A VIA Mini-itx MP3 player. I wanted to get rid of the stacks of CDs sitting around my living room and replace the old laptop that I used to listen to MP3 streams. The laptop was loud, inconvenient, and only had analog out. The CDs were messy, inconvenient, and did I say messy?
I really wanted a diskless, fanless solution for the MP3 player. VIA offers a few fanless Mini-ITX boards, the EPIA 5000, EPIA 800, and the ME6000 are a few of them. The 5000 and 800 are the lower end units that do not have accelerated MPEG hardware. The ME6000 does have MPEG acceleration and would make a better base for someone looking to add DVR capabilities. I used the EPIA 5000 since all I wanted is an MP3 player. A picture of the ME6000, 5000 is the same size.
I had an old CD player that stopped working, which became the case for the new MP3 player.
I gutted the old CD inners, and cut a hole in the rear of the case for the hook-ups. I then used the existing IR receiver (a Sharp GP1U52XB) from the CD player and wired it to the EPIA 5000 serial port. The power and reset were wired to existing buttons on the front panel of the CD player case. To stay fanless I used this power supply, and a 12V AC - DC inverter. An inverter from a Gamecube works fine with the DC power supply (available at Toys R Us) or you can buy one from the same place that sells the power supply. Be careful if running hard drives or a PCI card, these will require additional power. Make sure the power supply can provide the needed power.

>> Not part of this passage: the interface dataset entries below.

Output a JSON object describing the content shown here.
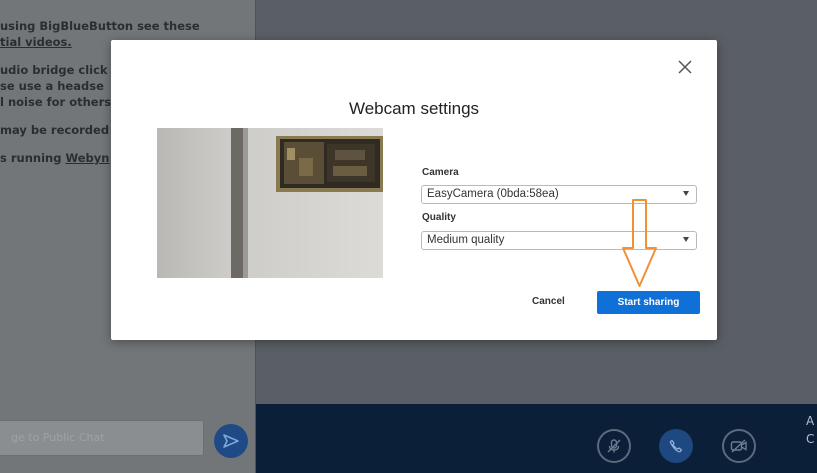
{
  "chat": {
    "messages": [
      "using BigBlueButton see these",
      "tial videos.",
      "udio bridge click",
      "se use a headse",
      "l noise for others",
      "may be recorded",
      "s running "
    ],
    "link_text": "Webyn",
    "input_placeholder": "ge to Public Chat",
    "send_icon": "send-arrow-icon"
  },
  "action_bar": {
    "edge_text_1": "A",
    "edge_text_2": "C",
    "buttons": [
      "mic-muted-icon",
      "phone-icon",
      "camera-off-icon"
    ]
  },
  "modal": {
    "title": "Webcam settings",
    "close_icon": "close-icon",
    "camera_label": "Camera",
    "camera_value": "EasyCamera (0bda:58ea)",
    "quality_label": "Quality",
    "quality_value": "Medium quality",
    "cancel_label": "Cancel",
    "start_label": "Start sharing",
    "annotation_color": "#f0913a",
    "primary_color": "#0f70d7"
  }
}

For software I used Freevix, which is a network (or Compact Flash) bootable Linux distribution built for the VIA ITX boards that includes Freevo, which is a media player with an interface geared toward viewing at TV resolutions. Freevo contains support for Lirc which is the Linux IR Receiver driver. Freevix is installed on a server, for me the same server that I use to store my MP3s. When the EPIA 5000 boots it does a DHCP request which returns the address of the tftp server (same machine as my MP3 server) from which to download the OS (Freevix). Freevix then boots and automatically loads Freevo. It takes approximately 1.5 minutes to boot and load Freevo. An NFS mounted drive is used to link the MP3 player to the server holding the MP3's. Freevix also supports Samba (Microsoft networked drive). The TV out of the EPIA 5000 is hooked up to my home theatre receiver and using the remote (via Lirc) I can select which MP3's or Internet radio station to listen to. All without having to get up off the couch!
In Ottawa the VIA boards can be purchased from RBC for about the same price (a bit lower actually) than priced on EBay. Here is a more in depth article. Only thing I'll add is to look at the Freevix forums for info on getting Lirc to work, and to make sure your NFS drive allows write (and insecure file locks) to allow streaming.
...develop, race, win!